A whistleblower is a person who reports a violation of the law, an unethical practice, mismanagement, corruption, waste of funds, or danger to public safety. Whistleblowers typically report these illegal situations to the powers-that-be at a company or to a governmental agency. The laws around whistleblowers and whistleblower retaliation can be complicated.
The Laws Protecting Against Whistleblower Retaliation
One of the most important whistleblower retaliation statutes is the False Claims Act. The False Claims Act contains an anti-retaliation provision that makes it illegal for employers to retaliate against employees who participate in or bring claims against their employers. Employees who successfully prove False Claims Act retaliation cases are entitled to reinstatement, up to two times the amount of their back pay, interest on that back pay, special damages, costs, and attorney’s fees.
In addition to the False Claims Act, there are a number of other federal and state laws, specific to certain industries that include provisions to protect whistleblowers from retaliation. These laws span many industries and have varying statute of limitations. You may be covered under one or more of these laws, which is why it is especially important to consult a lawyer when dealing with a whistleblower retaliation case. Some of the industry specific laws that include provisions protecting whistleblowers from retaliation include:
Federal Environmental Laws – Water Pollution Control Act (WPCA); Safe Drinking Water Act (SDWA); Toxic Substances Control Act (TSCA); Solid Waste Disposal Act (SWDA, also called RCRA); Clean Air Act; Energy Reorganization Act of 1974 (ERA); and the Comprehensive Environmental Response, Compensation and Liability Act of 1980 (CERCLA or “Superfund Law”).
Corporate Fraud Laws – Sarbanes-Oxley and Dodd-Frank
Government Contractors – National Defense Authorization Act of 2013.
Energy – Atomic Energy Act of 1954 and Energy Reorganization Act of 1974
Federal Employees – Whistleblower Protection Act of 1989 (WPA) and Whistleblower Protection Enhancement Act of 2012.
What Constitutes Retaliation
Retaliation is any adverse action an employer takes against an employee as the result of them taking part in a protected activity. Examples include:
- Termination of employment (Getting fired!)
- Refusal to hire
- Reduction in salary

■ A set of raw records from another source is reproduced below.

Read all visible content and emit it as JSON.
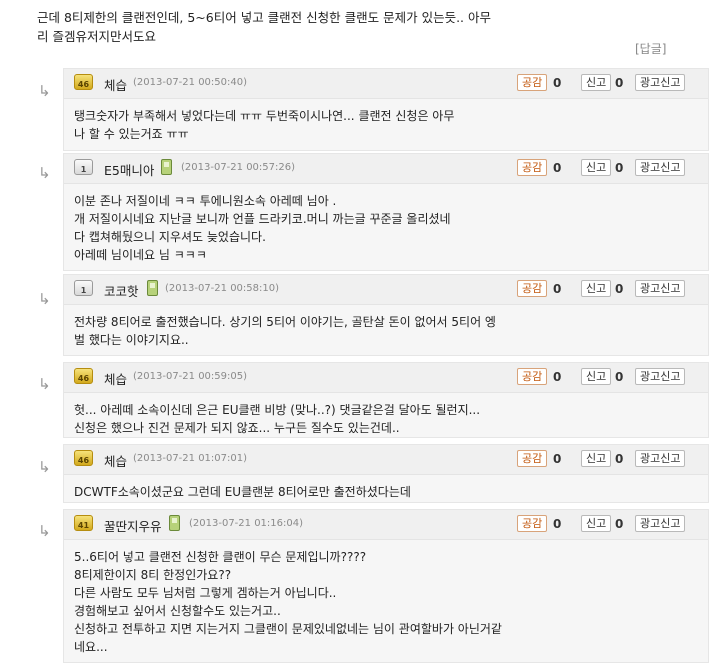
{
  "post": {
    "line1": "근데 8티제한의 클랜전인데, 5~6티어 넣고 클랜전 신청한 클랜도 문제가 있는듯.. 아무",
    "line2": "리 즐겜유저지만서도요",
    "reply_label": "[답글]"
  },
  "buttons": {
    "agree": "공감",
    "report": "신고",
    "ad_report": "광고신고"
  },
  "icons": {
    "reply_arrow": "↳"
  },
  "comments": [
    {
      "level": "46",
      "nick": "체습",
      "date": "(2013-07-21 00:50:40)",
      "agree": "0",
      "report": "0",
      "lines": [
        "탱크숫자가 부족해서 넣었다는데 ㅠㅠ 두번죽이시나연... 클랜전 신청은 아무",
        "나 할 수 있는거죠 ㅠㅠ"
      ]
    },
    {
      "level": "1",
      "nick": "E5매니아",
      "date": "(2013-07-21 00:57:26)",
      "agree": "0",
      "report": "0",
      "lines": [
        "이분 존나 저질이네 ㅋㅋ 투에니원소속 아레떼 님아 .",
        "개 저질이시네요 지난글 보니까 언플  드라키코.머니 까는글 꾸준글 올리셨네",
        "다 캡쳐해뒀으니 지우셔도 늦었습니다.",
        "아레떼 님이네요 님 ㅋㅋㅋ"
      ]
    },
    {
      "level": "1",
      "nick": "코코핫",
      "date": "(2013-07-21 00:58:10)",
      "agree": "0",
      "report": "0",
      "lines": [
        "전차량 8티어로 출전했습니다. 상기의 5티어 이야기는, 골탄살 돈이 없어서 5티어 엥",
        "벌 했다는 이야기지요.."
      ]
    },
    {
      "level": "46",
      "nick": "체습",
      "date": "(2013-07-21 00:59:05)",
      "agree": "0",
      "report": "0",
      "lines": [
        "헛... 아레떼 소속이신데 은근 EU클랜 비방 (맞나..?) 댓글같은걸 달아도 될런지...",
        "신청은 했으나 진건 문제가 되지 않죠... 누구든 질수도 있는건데.."
      ]
    },
    {
      "level": "46",
      "nick": "체습",
      "date": "(2013-07-21 01:07:01)",
      "agree": "0",
      "report": "0",
      "lines": [
        "DCWTF소속이셨군요 그런데 EU클랜분 8티어로만 출전하셨다는데"
      ]
    },
    {
      "level": "41",
      "nick": "꿀딴지우유",
      "date": "(2013-07-21 01:16:04)",
      "agree": "0",
      "report": "0",
      "lines": [
        "5..6티어 넣고 클랜전 신청한 클랜이 무슨 문제입니까????",
        "8티제한이지 8티 한정인가요??",
        "다른 사람도 모두 님처럼 그렇게 겜하는거 아닙니다..",
        "경험해보고 싶어서 신청할수도 있는거고..",
        "신청하고 전투하고 지면 지는거지 그클랜이 문제있네없네는 님이 관여할바가 아닌거같",
        "네요..."
      ]
    }
  ]
}
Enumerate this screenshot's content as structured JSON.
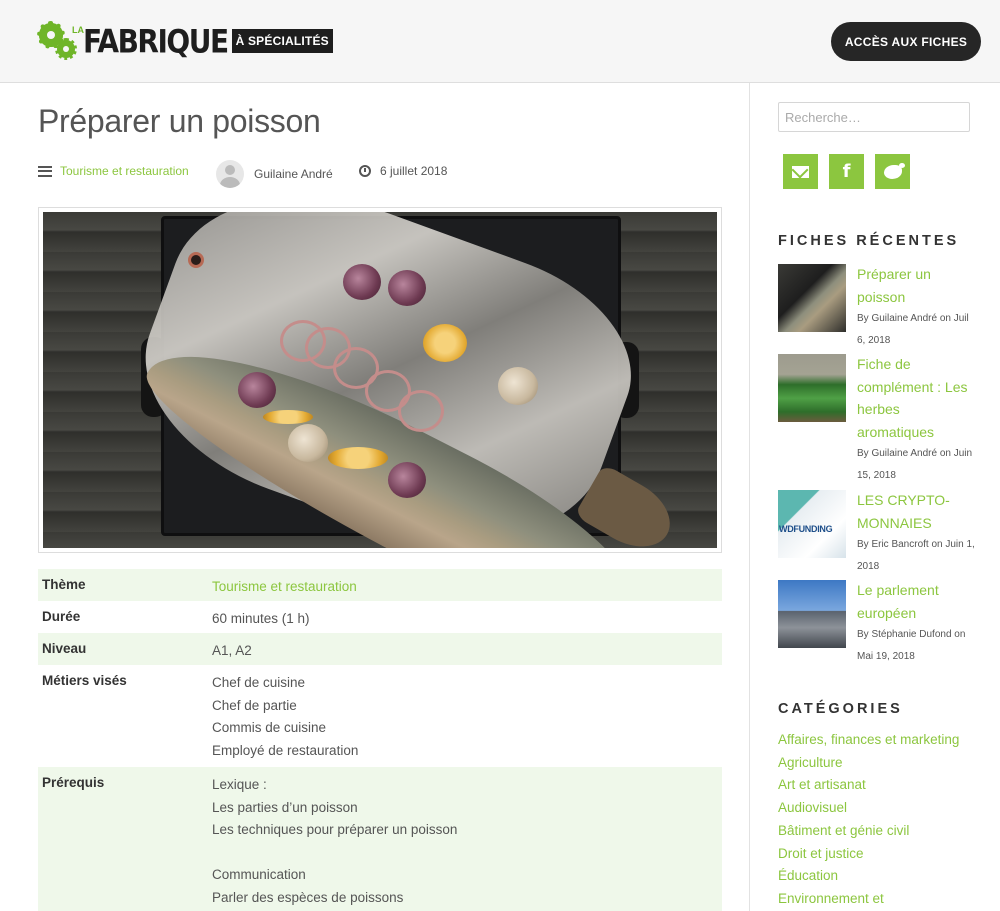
{
  "header": {
    "logo_la": "LA",
    "logo_main": "FABRIQUE",
    "logo_sub": "À SPÉCIALITÉS",
    "cta_label": "ACCÈS AUX FICHES"
  },
  "post": {
    "title": "Préparer un poisson",
    "category": "Tourisme et restauration",
    "author": "Guilaine André",
    "date": "6 juillet 2018"
  },
  "info_table": {
    "theme_label": "Thème",
    "theme_value": "Tourisme et restauration",
    "duree_label": "Durée",
    "duree_value": "60 minutes (1 h)",
    "niveau_label": "Niveau",
    "niveau_value": "A1, A2",
    "metiers_label": "Métiers visés",
    "metiers": [
      "Chef de cuisine",
      "Chef de partie",
      "Commis de cuisine",
      "Employé de restauration"
    ],
    "prerequis_label": "Prérequis",
    "prerequis": [
      "Lexique :",
      "Les parties d’un poisson",
      "Les techniques pour préparer un poisson",
      "",
      "Communication",
      "Parler des espèces de poissons"
    ]
  },
  "sidebar": {
    "search_placeholder": "Recherche…",
    "social": [
      {
        "name": "email-icon"
      },
      {
        "name": "facebook-icon",
        "glyph": "f"
      },
      {
        "name": "twitter-icon"
      }
    ],
    "recent_title": "FICHES RÉCENTES",
    "recent_posts": [
      {
        "title": "Préparer un poisson",
        "meta": "By Guilaine André on Juil 6, 2018"
      },
      {
        "title": "Fiche de complément : Les herbes aromatiques",
        "meta": "By Guilaine André on Juin 15, 2018"
      },
      {
        "title": "LES CRYPTO-MONNAIES",
        "meta": "By Eric Bancroft on Juin 1, 2018",
        "thumb_text": "WDFUNDING"
      },
      {
        "title": "Le parlement européen",
        "meta": "By Stéphanie Dufond on Mai 19, 2018"
      }
    ],
    "categories_title": "CATÉGORIES",
    "categories": [
      "Affaires, finances et marketing",
      "Agriculture",
      "Art et artisanat",
      "Audiovisuel",
      "Bâtiment et génie civil",
      "Droit et justice",
      "Éducation",
      "Environnement et"
    ]
  },
  "colors": {
    "accent": "#8cc63f",
    "dark": "#262626",
    "row_alt": "#eff8ea"
  }
}
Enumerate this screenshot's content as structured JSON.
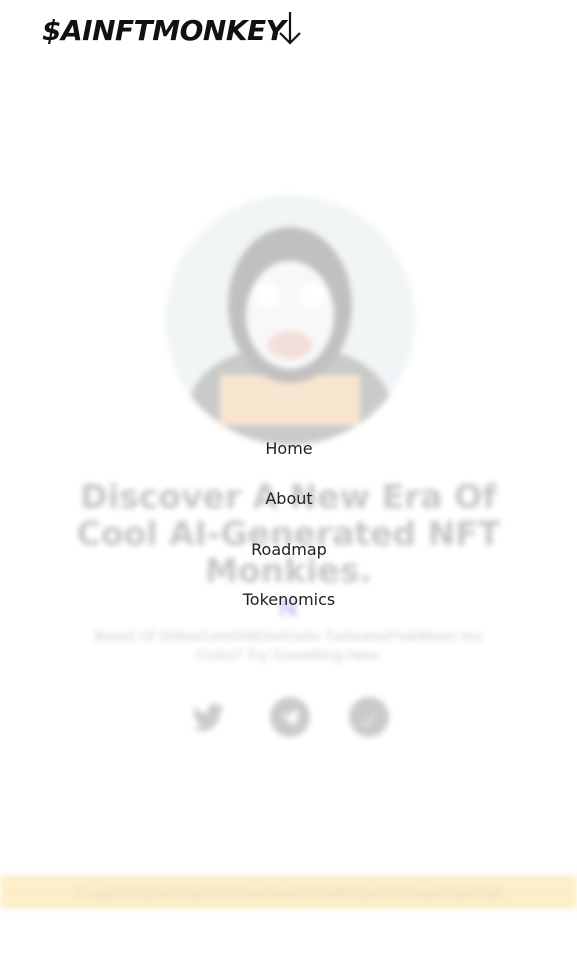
{
  "header": {
    "logo_text": "$AINFTMONKEY",
    "menu_icon": "arrow-down-icon"
  },
  "nav": {
    "items": [
      {
        "label": "Home"
      },
      {
        "label": "About"
      },
      {
        "label": "Roadmap"
      },
      {
        "label": "Tokenomics"
      }
    ]
  },
  "hero": {
    "title": "Discover A New Era Of Cool AI-Generated NFT Monkies.",
    "symbol": "N",
    "subtitle": "Bored Of ShibaCumGMElonKishu TurboAssFlokiMoon Inu Coins? Try Something New."
  },
  "social": {
    "items": [
      {
        "icon": "twitter-icon"
      },
      {
        "icon": "telegram-icon"
      },
      {
        "icon": "dex-icon"
      }
    ]
  },
  "contract": {
    "address": "CLugUb2GDj3oK8hpU8Jh3DwnCenterTPqUB2QwrTDTyhnpdsNpU8Jgh"
  },
  "colors": {
    "accent_yellow": "#f5c542",
    "text_dark": "#111111",
    "symbol_blue": "#2b2bd1"
  }
}
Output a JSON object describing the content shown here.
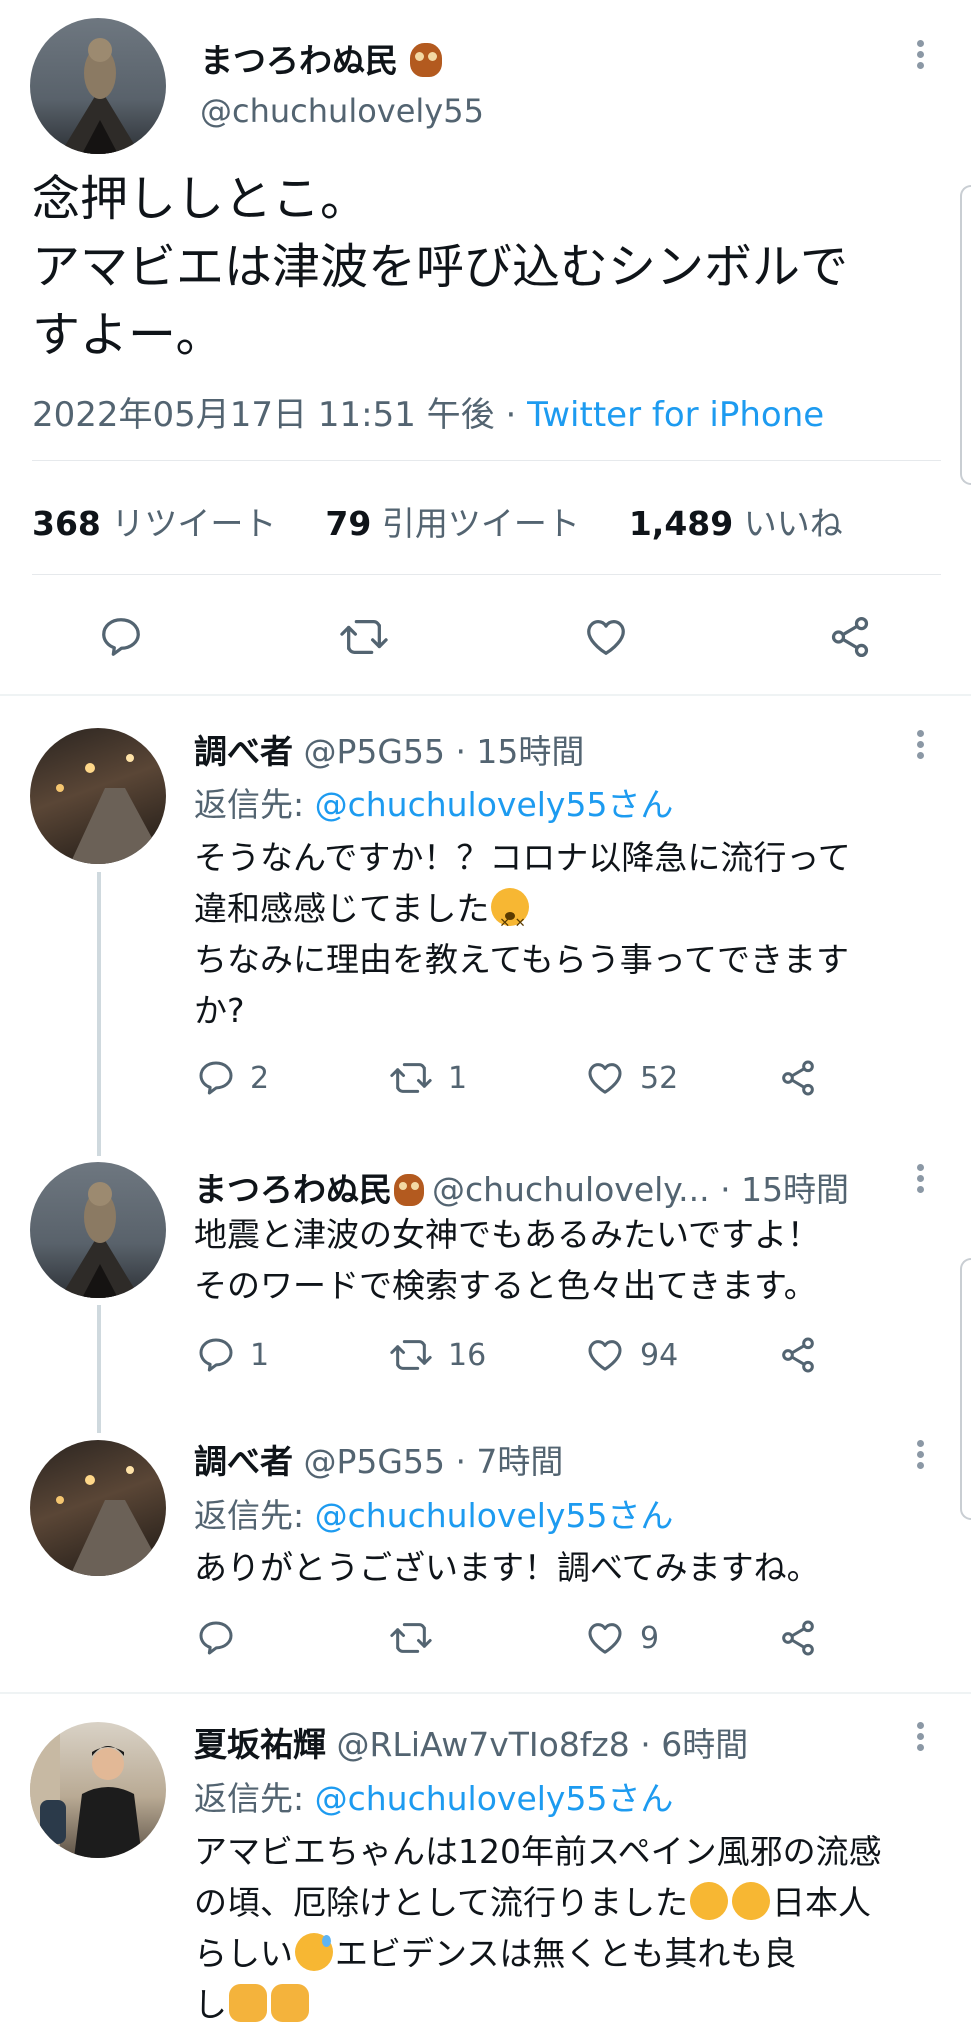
{
  "main_tweet": {
    "display_name": "まつろわぬ民",
    "handle": "@chuchulovely55",
    "text_lines": [
      "念押ししとこ。",
      "アマビエは津波を呼び込むシンボルで",
      "すよー。"
    ],
    "timestamp": "2022年05月17日 11:51 午後",
    "separator": " · ",
    "source": "Twitter for iPhone",
    "stats": {
      "retweets": "368",
      "retweets_label": "リツイート",
      "quotes": "79",
      "quotes_label": "引用ツイート",
      "likes": "1,489",
      "likes_label": "いいね"
    }
  },
  "replies": [
    {
      "display_name": "調べ者",
      "meta": "@P5G55 · 15時間",
      "reply_to_label": "返信先: ",
      "reply_to_handle": "@chuchulovely55さん",
      "text_lines": [
        "そうなんですか！？コロナ以降急に流行って",
        "違和感感じてました",
        "ちなみに理由を教えてもらう事ってできます",
        "か?"
      ],
      "reply_count": "2",
      "retweet_count": "1",
      "like_count": "52"
    },
    {
      "display_name": "まつろわぬ民",
      "meta": "@chuchulovely... · 15時間",
      "text_lines": [
        "地震と津波の女神でもあるみたいですよ！",
        "そのワードで検索すると色々出てきます。"
      ],
      "reply_count": "1",
      "retweet_count": "16",
      "like_count": "94"
    },
    {
      "display_name": "調べ者",
      "meta": "@P5G55 · 7時間",
      "reply_to_label": "返信先: ",
      "reply_to_handle": "@chuchulovely55さん",
      "text_lines": [
        "ありがとうございます！調べてみますね。"
      ],
      "like_count": "9"
    },
    {
      "display_name": "夏坂祐輝",
      "meta": "@RLiAw7vTIo8fz8 · 6時間",
      "reply_to_label": "返信先: ",
      "reply_to_handle": "@chuchulovely55さん",
      "text_lines": [
        "アマビエちゃんは120年前スペイン風邪の流感",
        "の頃、厄除けとして流行りました",
        "日本人",
        "らしい",
        "エビデンスは無くとも其れも良",
        "し"
      ]
    }
  ],
  "colors": {
    "link": "#1d9bf0",
    "muted": "#536471",
    "divider": "#e6e9ec"
  }
}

- Poor evaluations (It is important to note that negative comments in an otherwise positive or neutral job evaluation do not constitute retaliation)
- Negative references
- A change in a shift or job assignment
- Creates a hostile working environment
Commonly in whistleblower retaliation cases, the adverse action is termination.
How to Prove a Whistleblower Retaliation Case
In order to first establish a whistleblower claim you must prove three things:
- You engaged in a protected activity by alerting your employer or a government agency of wrongdoing
- Your employer knows about your protected activity
- As a result of the protected activity you suffered an adverse action, which is any kind of punishment designed to silence you
It is important to remember that whistleblower retaliation claims often have very short statute of limitations. In general, the statute starts when the employee learns he or she is being retaliated against, not at the last day of employment or last instance of retaliation.
Read about some recent whistleblower retaliation cases, including the New York whistleblower who received the highest possible award payment and the powerful admiral who violated whistleblower protection laws and then got promoted, here.
- The definition of a protected whistleblower activity is a debated topic and varies from state to state.
- Statute of limitations also vary from state to state and between state law and federal law, with some federal laws having statute of limitations as short as 30 days. Failure to comply with statute of limitations is one of the main reasons whistleblower retaliation claims fail.
- Employees working in the military or national securities agencies must meet a higher burden of proof than other federal employees.
- You may not have to be correct about your accusations when you blow the whistle to be covered. If a reasonable person would have believed wrongdoing occurred, you may be protected.
- You can also be covered under whistleblower protection laws for refusing to take part in an illegal action
If you have been fired or retaliated against in some way because you blew the whistle, it is very important that you consult with an attorney as soon as possible. Whistleblowing claims are one of the most complex areas of employment law, which means going it alone without the aid of an attorney, could severely hamper your odds of a successful outcome. While this article contains valuable information, it just scratches the surface when it comes to whistleblowing retaliation.
At Spiggle Law we can help you understand the nuances of the law as they apply to your case and should you decide to pursue a claim, will act as your advocates and advisors from the initial consultation to the final settlement. Contact us to learn more about our team and schedule a consultation.